Embody: Other People’s Sex

By Sossity Chiricuzio, PQ Monthly

It can be envy producing, beautiful, unsettling, or sometimes just noisy.
The truth of this economy is that many of us are living with other adults who have a sex life that we’re not a part of, but still need to navigate and negotiate around. Perhaps you’re having flashbacks to that house with particularly thin walls, or that housemate with a particularly vocal lover, but it’s not just the big highs and lows that contribute to the atmosphere of a house.
Most of us have been socialized with an incredible amount of shame around sex. Our own, other people’s, or just the fleshy facts of what bodies might do in the pursuit of pleasure. We often end up moving in with people with no idea of what kind of sexual activities they enjoy, until they impact us.
When those activities are things we’re not into, we can get judgmental. When they are things we are into, we can get fuzzy on boundaries. Regardless of how we feel, we may just want to try to pretend it isn’t happening, which can lead to all sorts of repression and resentments.
If you are some flavor of queer, you are statistically likely to have extra layers of shame/guilt/repression around sexuality. Of course there are many other pieces that can further complicate this, including the actual physical space, survivor issues, or other imbalances in the power dynamics in the house.
It’s reasonable to want to have some rules, but not to expect those rules to be centered on your comfort only, or to make it so that people have to pretend like they are not a sexual being in their home. Clear communication can go a long way to making room for everyone’s needs, while projection and passive aggressive comments will likely lead to conflict. For example:

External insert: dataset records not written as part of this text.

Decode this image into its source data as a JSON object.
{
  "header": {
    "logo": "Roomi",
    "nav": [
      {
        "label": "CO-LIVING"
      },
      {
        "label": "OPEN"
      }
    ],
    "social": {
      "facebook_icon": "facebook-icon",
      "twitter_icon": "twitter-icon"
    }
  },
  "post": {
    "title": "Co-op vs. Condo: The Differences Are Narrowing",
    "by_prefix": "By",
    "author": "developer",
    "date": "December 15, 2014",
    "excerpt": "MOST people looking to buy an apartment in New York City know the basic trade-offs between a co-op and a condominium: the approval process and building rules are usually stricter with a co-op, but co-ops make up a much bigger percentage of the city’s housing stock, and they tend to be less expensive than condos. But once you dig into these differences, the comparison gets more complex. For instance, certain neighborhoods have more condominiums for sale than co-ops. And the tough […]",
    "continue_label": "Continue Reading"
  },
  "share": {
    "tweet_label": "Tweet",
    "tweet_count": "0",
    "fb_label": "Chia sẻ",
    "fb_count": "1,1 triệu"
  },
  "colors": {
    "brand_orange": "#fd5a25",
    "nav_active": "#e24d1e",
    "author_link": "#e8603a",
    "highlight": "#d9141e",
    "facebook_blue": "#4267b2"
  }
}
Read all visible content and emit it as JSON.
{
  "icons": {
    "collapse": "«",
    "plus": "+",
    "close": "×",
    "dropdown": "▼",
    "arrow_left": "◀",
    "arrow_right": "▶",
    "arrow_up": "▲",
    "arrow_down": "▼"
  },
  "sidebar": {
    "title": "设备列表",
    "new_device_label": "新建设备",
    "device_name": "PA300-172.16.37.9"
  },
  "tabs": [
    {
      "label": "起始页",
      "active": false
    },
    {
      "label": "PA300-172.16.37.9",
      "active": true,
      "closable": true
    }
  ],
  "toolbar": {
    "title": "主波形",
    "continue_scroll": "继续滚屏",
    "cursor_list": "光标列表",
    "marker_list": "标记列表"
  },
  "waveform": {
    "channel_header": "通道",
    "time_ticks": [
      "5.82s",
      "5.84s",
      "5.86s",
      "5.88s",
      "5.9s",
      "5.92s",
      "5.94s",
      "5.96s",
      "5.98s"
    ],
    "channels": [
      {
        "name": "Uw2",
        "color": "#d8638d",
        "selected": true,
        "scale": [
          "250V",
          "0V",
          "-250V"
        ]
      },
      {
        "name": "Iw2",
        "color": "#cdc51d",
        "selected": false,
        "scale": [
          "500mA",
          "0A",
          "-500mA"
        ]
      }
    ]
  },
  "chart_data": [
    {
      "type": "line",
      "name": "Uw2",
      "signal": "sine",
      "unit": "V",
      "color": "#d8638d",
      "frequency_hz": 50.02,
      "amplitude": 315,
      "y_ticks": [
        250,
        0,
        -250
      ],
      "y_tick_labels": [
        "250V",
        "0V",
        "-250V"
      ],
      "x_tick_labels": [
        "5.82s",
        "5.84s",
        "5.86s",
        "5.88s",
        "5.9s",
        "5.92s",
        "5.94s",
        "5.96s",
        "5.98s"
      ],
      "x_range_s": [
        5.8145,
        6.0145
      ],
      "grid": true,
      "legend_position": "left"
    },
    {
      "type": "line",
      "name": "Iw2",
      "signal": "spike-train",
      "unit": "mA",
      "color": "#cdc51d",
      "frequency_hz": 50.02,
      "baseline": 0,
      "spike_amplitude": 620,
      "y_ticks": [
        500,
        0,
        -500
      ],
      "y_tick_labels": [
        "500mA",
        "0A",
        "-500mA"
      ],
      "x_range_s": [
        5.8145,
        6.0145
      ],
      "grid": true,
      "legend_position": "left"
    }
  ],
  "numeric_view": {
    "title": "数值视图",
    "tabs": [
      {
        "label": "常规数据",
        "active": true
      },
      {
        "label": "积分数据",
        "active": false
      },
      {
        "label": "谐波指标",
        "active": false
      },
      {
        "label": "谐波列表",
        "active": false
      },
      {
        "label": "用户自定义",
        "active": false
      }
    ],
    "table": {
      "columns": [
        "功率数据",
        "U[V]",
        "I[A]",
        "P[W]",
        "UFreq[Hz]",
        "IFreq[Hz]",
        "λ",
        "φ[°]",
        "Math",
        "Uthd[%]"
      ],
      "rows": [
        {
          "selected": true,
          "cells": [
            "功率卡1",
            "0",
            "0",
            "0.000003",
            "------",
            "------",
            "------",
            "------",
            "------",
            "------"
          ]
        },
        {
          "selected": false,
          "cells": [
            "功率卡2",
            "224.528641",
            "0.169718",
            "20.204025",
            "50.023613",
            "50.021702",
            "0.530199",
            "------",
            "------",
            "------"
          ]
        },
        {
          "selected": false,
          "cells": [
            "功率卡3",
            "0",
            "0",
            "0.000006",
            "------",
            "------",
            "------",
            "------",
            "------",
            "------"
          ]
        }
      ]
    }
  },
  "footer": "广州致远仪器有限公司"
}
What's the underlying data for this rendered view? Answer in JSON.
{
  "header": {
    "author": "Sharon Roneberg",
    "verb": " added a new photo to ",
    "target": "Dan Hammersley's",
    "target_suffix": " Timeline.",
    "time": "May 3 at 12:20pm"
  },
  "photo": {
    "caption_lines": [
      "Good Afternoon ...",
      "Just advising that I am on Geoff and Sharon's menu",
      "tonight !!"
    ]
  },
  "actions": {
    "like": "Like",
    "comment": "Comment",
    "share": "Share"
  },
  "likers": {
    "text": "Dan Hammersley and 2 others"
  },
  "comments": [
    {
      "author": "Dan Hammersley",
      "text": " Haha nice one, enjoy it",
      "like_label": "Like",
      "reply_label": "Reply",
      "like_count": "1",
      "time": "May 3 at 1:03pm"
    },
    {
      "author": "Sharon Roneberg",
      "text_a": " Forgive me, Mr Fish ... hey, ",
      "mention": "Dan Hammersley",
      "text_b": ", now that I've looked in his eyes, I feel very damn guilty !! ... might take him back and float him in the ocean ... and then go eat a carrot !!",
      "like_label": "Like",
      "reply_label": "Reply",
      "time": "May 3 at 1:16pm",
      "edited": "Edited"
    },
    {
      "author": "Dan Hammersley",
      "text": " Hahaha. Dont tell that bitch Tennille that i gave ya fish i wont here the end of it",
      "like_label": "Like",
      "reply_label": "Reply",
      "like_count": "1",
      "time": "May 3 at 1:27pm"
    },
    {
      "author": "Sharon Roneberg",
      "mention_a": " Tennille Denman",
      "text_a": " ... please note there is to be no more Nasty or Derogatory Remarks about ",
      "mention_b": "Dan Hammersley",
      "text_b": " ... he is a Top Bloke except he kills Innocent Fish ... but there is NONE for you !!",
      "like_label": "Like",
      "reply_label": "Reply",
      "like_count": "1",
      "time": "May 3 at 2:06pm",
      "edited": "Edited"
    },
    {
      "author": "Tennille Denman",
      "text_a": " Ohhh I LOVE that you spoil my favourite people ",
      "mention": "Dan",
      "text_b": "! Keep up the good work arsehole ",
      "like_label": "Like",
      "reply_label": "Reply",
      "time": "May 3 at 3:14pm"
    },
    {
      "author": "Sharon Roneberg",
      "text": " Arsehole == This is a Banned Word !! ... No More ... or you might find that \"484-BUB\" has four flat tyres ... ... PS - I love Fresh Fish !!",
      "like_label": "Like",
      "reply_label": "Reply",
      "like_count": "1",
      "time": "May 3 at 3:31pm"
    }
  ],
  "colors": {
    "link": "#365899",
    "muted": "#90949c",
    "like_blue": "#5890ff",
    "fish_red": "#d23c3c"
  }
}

Direct: “Hey, so—I see that you prefer to clean your sex toys by boiling them, but from now on, can you please not do it while I’m cooking brunch?”
Project: “I already know you’re having way more sex than me, do you really need to be so obvious about it? You’re making it impossible for me to feed myself!”
That first comment is stating a need, and trying to work with someone towards a compromise that makes sure you both get as much of what you need as possible. The second one is intended to shame someone into doing what you want.
Wondering how to tell which approach you’re using? Take a look at our infographic and see which voice sounds familiar. Some quick clues include: Are you using “I” statements? Does the issue you’re bringing up line up with your own issues? What feelings are coming up for you in this situation? Are you using language that is shaming? Are you giving the benefit of the doubt or assuming the worst?
Getting clear on that is not always easy, but can be really productive both for good housemate relations, and also for knowing yourself better. Approaching a conversation from a place of reflection rather than a place of reacting gives betters odds for both efficiency of the process (OK, processing), and for mutual respect as the outcome.
Even better, of course, is when you can have that conversation before moving in with someone. I polled a dozen or so people (friends, coworkers, the other person waiting 30 minutes for the number 44 bus), and they all told varying stories with the same premise: be upfront about it. Even something as simple as telling a prospective new roommate:
“We’re a household of adults, and there will probably be times when we hear each other having sex. If it’s actually interfering with your sleep or well-being, please check in the next day and we’ll make some ground rules together. Otherwise let’s just agree to be happy for each other and maybe put in some headphones.”
If that doesn’t work for them, better for you all to know before they are scowling at you over the breakfast table. Soundproofing is not easy or cheap, and while white noise can help (even just a simple fan), there’s no substitute for dialog and agreements before the situation gets tense.
Among all this recognition of other adults as deserving to enjoy their own sex lives, it’s also important to remember that what that looks like will vary widely depending on the person. Whatever it might be, it isn’t yours to comment on, judge, shame, or disclose to anyone else. You’re being entrusted with someone’s tender places, please treat them as such.
If you find yourself actually concerned for someone’s safety or well-being in regards to sex, be sure to check in with them directly, in a private space, and without any assumptions of being right, or some knight riding in to the rescue. Sex is complicated, and often doesn’t look like what you think it should. Maybe she likes being called a tramp; maybe he likes the mind fuck of being left in the dark for an hour; maybe ze really does prefer to only have sex with people traveling through town; maybe they don’t have sex at all.
If you want to ask questions, do it respectfully, and understand it’s not their job to explain themselves to you. Sharing intimate knowledge is a gift, not an obligation, even if you’re curious about that extended rumbling sound, or the significance of the items placed just so on their dresser, or why they need a tarp. Our sexual autonomy and normalcy are challenged by the world at large every day, let’s not do it to each other.
            End note: If you have questions you’d like me to answer or seek out answers for, products you’d like me to review, people you’d like to hear from, or resources to share, please get in touch! SossityWrites@gmail.com.